More parents of applicants are asking to speak to the financial aid office, MacLennan said. The economy was a major topic among high school counselors he met with Monday.

Overall, applications from residents and nonresidents are down to 19,165, from 22,453 at this time last year.

The nonresident applications dropped from 14,239 to 11,456. Resident applications are down from 8,214 last year to 7,709.

The figures could change as new applications come in, MacLennan said.

At Colorado State University, nonresident applications are up slightly, from 6,239 to 6,416 over this time last year.

The University of Northern Colorado is seeing a decline in nonresident applications to 916 from 1,080 at this time last year.

CU officials and some lawmakers have been concerned for several years that research institutions like CU, CSU and UNC are becoming too dependent on non- resident tuition as state funding declines as a percentage of the total budget.

At CU, out-of-state undergraduates pay $26,756 a year in tuition, compared to $7,278 for residents. Tuition is even higher in professional schools, such as engineering and business.

The percentage of out-of-state students has edged up from 31.4 percent in fall 2006, to 33.9 percent last fall.

The number of applications last year was a record and produced a record class of 5,833 freshmen.

So far, this year's number of applicants is similar to the one that produced the 2007 freshman class - a record at the time of 5,555 students.

A decline in the number of out- of-state students to 2007 levels would cost CU $25 million at a time when the CU system is being asked to absorb $8 million of the state's recession-driven cuts.

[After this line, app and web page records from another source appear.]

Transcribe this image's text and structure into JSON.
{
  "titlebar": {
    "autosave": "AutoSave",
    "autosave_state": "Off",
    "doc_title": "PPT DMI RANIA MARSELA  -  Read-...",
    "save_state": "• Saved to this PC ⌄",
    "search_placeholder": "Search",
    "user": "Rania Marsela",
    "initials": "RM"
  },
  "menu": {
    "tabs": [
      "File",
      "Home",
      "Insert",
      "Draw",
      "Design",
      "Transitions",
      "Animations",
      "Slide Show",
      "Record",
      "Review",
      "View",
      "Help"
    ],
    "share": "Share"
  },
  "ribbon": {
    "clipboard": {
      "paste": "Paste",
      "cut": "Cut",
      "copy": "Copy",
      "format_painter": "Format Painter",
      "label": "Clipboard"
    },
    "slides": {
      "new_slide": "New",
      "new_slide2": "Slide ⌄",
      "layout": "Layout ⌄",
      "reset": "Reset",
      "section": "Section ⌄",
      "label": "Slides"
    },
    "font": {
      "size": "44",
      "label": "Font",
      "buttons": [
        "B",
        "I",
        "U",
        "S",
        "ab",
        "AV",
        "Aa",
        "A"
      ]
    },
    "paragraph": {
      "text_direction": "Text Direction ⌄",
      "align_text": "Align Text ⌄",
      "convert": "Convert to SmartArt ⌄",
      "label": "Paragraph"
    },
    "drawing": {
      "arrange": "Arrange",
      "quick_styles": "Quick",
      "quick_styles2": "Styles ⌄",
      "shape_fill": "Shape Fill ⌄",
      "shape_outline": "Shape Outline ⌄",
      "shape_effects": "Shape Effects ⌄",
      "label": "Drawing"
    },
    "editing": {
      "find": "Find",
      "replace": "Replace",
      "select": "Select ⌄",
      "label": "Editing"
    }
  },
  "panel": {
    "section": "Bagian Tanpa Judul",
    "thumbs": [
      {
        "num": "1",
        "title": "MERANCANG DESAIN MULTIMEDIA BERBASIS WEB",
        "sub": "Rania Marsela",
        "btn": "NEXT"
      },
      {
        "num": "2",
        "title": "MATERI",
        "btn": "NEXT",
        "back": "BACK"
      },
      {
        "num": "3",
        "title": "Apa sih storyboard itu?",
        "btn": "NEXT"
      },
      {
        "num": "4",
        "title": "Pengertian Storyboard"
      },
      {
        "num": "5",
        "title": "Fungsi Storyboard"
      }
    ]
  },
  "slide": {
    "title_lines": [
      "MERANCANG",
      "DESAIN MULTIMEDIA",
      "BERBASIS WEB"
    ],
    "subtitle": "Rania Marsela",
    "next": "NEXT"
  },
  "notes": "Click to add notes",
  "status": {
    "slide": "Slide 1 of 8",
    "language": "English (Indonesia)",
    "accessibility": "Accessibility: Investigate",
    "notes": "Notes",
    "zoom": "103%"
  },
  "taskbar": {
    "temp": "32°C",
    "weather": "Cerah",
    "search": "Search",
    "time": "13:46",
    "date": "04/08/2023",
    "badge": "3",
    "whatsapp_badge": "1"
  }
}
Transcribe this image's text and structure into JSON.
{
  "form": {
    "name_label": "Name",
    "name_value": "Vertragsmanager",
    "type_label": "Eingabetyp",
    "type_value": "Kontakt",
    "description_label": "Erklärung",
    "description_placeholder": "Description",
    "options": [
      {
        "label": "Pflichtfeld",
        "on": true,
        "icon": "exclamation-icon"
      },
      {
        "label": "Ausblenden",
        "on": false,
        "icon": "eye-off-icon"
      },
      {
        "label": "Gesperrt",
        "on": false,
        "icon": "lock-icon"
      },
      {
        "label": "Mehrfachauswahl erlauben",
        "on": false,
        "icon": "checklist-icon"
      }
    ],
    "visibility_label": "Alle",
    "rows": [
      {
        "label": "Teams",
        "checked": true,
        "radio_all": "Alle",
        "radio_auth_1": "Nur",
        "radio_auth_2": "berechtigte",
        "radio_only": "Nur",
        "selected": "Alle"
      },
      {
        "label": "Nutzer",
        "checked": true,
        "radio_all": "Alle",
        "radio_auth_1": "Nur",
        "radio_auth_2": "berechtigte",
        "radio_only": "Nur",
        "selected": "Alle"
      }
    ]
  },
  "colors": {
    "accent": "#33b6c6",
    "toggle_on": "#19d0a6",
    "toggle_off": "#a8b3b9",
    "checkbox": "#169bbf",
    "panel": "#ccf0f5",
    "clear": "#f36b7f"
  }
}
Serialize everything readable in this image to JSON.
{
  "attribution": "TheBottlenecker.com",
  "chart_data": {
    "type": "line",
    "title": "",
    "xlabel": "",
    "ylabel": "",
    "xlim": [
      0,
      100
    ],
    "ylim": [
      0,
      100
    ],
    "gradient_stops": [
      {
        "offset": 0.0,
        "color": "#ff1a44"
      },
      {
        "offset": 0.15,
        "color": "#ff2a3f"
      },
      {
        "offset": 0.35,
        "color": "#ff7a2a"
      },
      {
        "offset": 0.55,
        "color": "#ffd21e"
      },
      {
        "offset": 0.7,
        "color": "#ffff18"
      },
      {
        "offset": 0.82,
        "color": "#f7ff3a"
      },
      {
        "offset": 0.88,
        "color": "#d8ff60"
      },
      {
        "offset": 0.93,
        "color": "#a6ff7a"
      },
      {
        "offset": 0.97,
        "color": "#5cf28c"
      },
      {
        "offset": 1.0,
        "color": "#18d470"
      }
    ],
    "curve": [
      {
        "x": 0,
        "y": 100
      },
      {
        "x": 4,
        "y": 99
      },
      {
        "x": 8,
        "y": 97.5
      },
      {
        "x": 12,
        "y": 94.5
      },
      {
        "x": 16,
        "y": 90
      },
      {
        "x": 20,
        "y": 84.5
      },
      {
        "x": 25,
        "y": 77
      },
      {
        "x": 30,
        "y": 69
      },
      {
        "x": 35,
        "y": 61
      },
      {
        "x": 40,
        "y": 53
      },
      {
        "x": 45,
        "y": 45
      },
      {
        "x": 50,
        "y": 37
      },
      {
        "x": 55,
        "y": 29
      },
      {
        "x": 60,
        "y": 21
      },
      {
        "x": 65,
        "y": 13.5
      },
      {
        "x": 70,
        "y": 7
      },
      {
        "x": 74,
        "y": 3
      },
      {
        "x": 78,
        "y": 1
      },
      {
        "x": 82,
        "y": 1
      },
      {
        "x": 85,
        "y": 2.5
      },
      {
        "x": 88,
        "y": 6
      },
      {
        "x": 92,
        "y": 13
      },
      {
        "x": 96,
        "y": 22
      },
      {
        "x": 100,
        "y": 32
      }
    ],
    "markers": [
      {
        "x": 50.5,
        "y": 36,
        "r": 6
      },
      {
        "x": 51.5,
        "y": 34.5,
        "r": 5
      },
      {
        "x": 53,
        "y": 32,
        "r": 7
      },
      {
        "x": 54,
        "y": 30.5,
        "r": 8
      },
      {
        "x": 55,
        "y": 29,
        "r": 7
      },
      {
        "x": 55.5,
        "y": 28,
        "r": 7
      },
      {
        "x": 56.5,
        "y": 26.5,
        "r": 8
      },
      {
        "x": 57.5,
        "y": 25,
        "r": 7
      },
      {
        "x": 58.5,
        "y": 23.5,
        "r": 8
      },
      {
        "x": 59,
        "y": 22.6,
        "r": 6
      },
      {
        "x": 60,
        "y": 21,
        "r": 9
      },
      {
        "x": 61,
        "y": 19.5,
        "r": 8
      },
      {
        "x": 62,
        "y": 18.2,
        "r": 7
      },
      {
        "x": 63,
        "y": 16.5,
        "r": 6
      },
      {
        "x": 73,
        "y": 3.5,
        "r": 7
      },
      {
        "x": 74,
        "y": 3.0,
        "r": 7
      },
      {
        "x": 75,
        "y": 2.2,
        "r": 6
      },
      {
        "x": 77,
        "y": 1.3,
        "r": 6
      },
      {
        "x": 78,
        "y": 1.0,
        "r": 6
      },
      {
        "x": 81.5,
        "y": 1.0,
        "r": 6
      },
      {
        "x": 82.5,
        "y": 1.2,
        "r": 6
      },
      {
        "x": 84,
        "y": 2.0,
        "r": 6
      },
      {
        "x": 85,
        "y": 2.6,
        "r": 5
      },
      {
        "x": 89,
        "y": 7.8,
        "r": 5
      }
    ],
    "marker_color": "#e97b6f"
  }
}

"We would be in a difficult spot (if that happens), but I don't want to say we're absolutely headed there now," Porreca said.

© Rocky Mountain News